Citation: Ruck CE, Odumade OA and Smolen KK (2020) Vaccine Interactions With the Infant Microbiome: Do They Define Health and Disease? Front. Pediatr. 8:565368. doi: 10.3389/fped.2020.565368
Received: 25 May 2020; Accepted: 05 November 2020;
Published: 26 November 2020.
Edited by:Vassiliki Papaevangelou, National and Kapodistrian University of Athens, Greece
Reviewed by:Yuying Liu, University of Texas Health Science Center at Houston, United States
Antonio Condino-Neto, University of São Paulo, Brazil

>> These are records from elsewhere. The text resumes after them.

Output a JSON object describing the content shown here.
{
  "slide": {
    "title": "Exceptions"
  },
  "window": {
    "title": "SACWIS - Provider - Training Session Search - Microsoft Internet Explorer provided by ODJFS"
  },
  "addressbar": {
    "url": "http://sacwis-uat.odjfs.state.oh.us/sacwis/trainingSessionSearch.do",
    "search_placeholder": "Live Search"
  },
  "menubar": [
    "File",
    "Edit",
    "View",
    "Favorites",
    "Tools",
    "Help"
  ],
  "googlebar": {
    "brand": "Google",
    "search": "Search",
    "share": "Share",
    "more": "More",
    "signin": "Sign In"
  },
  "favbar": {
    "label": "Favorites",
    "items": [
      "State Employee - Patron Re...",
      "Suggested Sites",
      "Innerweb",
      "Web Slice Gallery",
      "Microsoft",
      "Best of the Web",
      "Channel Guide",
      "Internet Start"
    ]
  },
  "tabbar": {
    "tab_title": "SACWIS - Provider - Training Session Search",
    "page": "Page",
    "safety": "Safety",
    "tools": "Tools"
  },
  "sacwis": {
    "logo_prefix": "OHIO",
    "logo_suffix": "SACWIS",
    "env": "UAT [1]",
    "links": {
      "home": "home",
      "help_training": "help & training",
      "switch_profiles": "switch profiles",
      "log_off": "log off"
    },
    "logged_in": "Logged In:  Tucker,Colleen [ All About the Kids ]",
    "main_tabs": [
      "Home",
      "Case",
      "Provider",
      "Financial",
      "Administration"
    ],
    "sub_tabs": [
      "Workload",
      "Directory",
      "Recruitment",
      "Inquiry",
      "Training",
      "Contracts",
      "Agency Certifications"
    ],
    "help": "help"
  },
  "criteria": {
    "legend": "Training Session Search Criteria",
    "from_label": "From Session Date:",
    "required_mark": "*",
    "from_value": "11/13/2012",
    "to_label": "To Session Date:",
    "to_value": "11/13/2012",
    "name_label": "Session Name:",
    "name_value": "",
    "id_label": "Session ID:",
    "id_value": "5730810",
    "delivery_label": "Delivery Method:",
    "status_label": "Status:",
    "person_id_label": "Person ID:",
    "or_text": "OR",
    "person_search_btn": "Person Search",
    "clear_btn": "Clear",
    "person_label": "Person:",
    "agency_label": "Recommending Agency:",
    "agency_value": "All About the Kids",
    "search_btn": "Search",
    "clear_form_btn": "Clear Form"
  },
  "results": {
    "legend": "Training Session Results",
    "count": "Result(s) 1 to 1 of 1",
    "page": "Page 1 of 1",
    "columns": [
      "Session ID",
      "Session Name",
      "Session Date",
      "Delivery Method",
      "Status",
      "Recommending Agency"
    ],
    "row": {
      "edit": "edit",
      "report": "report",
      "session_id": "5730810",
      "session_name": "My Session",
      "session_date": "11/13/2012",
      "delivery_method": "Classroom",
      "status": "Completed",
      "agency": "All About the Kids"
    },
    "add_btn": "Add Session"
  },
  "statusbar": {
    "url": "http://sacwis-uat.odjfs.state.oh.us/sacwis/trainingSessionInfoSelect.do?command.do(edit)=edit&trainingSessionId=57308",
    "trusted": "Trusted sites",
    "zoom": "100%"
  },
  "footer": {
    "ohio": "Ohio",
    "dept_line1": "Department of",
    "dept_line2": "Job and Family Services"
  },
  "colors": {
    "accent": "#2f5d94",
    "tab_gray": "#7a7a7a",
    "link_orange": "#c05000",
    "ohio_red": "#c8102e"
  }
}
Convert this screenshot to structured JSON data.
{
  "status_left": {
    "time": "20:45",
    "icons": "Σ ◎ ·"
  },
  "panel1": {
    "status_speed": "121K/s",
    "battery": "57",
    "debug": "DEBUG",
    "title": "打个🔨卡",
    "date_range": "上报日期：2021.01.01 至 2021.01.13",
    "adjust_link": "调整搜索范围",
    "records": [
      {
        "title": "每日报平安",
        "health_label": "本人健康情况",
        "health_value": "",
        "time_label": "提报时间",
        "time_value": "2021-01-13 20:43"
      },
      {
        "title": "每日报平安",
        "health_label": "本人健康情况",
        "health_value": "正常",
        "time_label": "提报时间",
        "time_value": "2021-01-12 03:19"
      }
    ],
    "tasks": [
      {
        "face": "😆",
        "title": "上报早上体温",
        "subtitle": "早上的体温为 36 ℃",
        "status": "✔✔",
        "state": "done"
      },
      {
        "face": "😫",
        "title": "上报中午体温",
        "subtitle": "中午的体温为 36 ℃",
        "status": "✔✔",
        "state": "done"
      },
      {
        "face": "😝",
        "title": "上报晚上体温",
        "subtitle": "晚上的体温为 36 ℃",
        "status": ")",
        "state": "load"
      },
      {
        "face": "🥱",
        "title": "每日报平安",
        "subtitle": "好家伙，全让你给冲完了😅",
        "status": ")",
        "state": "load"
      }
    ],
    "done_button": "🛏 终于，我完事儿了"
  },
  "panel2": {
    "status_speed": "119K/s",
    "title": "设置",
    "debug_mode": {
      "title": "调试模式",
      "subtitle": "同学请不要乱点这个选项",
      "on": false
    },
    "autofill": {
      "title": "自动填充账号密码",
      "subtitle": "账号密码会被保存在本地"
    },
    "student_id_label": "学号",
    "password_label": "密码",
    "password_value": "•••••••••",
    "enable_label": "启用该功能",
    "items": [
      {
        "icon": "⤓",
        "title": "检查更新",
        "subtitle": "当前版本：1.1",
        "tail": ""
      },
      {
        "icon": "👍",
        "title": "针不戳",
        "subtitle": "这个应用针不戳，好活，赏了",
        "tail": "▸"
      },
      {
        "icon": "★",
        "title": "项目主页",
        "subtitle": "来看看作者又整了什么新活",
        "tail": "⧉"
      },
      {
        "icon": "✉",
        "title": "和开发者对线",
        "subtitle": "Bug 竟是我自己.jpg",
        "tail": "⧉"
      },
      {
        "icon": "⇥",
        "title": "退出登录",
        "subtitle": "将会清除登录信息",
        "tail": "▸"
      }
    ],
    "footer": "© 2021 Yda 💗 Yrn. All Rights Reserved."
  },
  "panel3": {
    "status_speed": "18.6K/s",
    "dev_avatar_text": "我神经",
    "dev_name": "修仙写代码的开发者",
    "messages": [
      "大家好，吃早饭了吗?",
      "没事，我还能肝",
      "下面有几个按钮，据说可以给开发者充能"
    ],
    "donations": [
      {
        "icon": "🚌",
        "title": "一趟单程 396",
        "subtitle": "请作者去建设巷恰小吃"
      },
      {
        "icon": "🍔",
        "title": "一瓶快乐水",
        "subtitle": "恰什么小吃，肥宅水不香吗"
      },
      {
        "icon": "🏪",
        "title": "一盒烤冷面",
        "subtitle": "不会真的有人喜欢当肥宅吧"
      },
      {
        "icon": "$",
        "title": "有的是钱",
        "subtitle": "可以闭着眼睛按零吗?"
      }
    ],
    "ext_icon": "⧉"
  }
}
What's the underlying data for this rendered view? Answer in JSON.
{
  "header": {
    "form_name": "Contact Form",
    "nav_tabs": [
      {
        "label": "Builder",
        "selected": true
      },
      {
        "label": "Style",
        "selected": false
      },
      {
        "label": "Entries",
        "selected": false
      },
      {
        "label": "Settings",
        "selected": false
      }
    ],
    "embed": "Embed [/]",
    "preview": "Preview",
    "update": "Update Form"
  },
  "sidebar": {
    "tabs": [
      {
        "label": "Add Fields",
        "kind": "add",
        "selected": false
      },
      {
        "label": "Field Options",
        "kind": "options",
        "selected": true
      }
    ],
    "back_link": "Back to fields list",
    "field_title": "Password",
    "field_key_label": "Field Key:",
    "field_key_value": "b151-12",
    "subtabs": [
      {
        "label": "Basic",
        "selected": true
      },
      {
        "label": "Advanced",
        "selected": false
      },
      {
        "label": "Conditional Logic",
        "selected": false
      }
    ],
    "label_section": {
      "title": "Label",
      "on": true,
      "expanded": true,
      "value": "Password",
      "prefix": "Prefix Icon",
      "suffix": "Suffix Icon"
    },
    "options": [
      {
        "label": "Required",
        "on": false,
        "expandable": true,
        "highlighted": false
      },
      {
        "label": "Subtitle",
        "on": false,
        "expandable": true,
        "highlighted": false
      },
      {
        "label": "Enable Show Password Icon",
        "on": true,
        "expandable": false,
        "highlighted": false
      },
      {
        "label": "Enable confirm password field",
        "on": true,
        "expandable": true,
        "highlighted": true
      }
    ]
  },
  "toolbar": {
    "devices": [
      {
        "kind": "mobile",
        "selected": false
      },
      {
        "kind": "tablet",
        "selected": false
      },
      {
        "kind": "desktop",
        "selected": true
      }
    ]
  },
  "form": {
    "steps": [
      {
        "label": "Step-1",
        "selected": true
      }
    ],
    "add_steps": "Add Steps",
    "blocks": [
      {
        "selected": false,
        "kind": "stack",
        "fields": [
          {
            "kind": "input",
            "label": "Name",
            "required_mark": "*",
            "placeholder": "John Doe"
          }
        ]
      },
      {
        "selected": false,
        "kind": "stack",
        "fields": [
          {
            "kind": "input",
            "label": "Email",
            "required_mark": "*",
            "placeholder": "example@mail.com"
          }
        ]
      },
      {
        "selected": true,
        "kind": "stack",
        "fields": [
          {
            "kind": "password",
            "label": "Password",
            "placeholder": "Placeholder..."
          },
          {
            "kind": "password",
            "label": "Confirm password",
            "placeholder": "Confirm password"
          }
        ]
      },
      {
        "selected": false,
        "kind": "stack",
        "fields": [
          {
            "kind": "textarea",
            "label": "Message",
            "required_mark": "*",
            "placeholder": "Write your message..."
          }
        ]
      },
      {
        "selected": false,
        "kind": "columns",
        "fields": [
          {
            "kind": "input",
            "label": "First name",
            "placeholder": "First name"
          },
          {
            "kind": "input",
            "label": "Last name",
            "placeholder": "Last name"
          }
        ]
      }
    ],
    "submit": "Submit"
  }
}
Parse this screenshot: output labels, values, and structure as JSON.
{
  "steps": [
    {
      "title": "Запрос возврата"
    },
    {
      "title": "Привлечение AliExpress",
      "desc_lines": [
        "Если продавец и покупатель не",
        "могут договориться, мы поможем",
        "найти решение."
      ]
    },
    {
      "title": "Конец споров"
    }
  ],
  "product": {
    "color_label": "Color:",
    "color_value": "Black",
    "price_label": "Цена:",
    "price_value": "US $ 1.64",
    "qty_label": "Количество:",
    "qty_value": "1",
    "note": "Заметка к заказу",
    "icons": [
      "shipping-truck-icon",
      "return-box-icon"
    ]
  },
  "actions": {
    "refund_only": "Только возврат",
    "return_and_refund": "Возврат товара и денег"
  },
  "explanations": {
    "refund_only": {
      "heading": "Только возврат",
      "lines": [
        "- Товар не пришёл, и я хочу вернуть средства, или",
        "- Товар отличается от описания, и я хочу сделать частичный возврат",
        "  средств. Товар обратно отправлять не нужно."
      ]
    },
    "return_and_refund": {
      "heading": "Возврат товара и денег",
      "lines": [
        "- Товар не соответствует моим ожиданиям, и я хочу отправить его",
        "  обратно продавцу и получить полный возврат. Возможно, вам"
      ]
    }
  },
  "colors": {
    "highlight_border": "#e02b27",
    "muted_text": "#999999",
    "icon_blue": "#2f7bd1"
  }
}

Copyright © 2020 Ruck, Odumade and Smolen. This is an open-access article distributed under the terms of the Creative Commons Attribution License (CC BY). The use, distribution or reproduction in other forums is permitted, provided the original author(s) and the copyright owner(s) are credited and that the original publication in this journal is cited, in accordance with accepted academic practice. No use, distribution or reproduction is permitted which does not comply with these terms.
*Correspondence: Kinga K. Smolen, email@example.com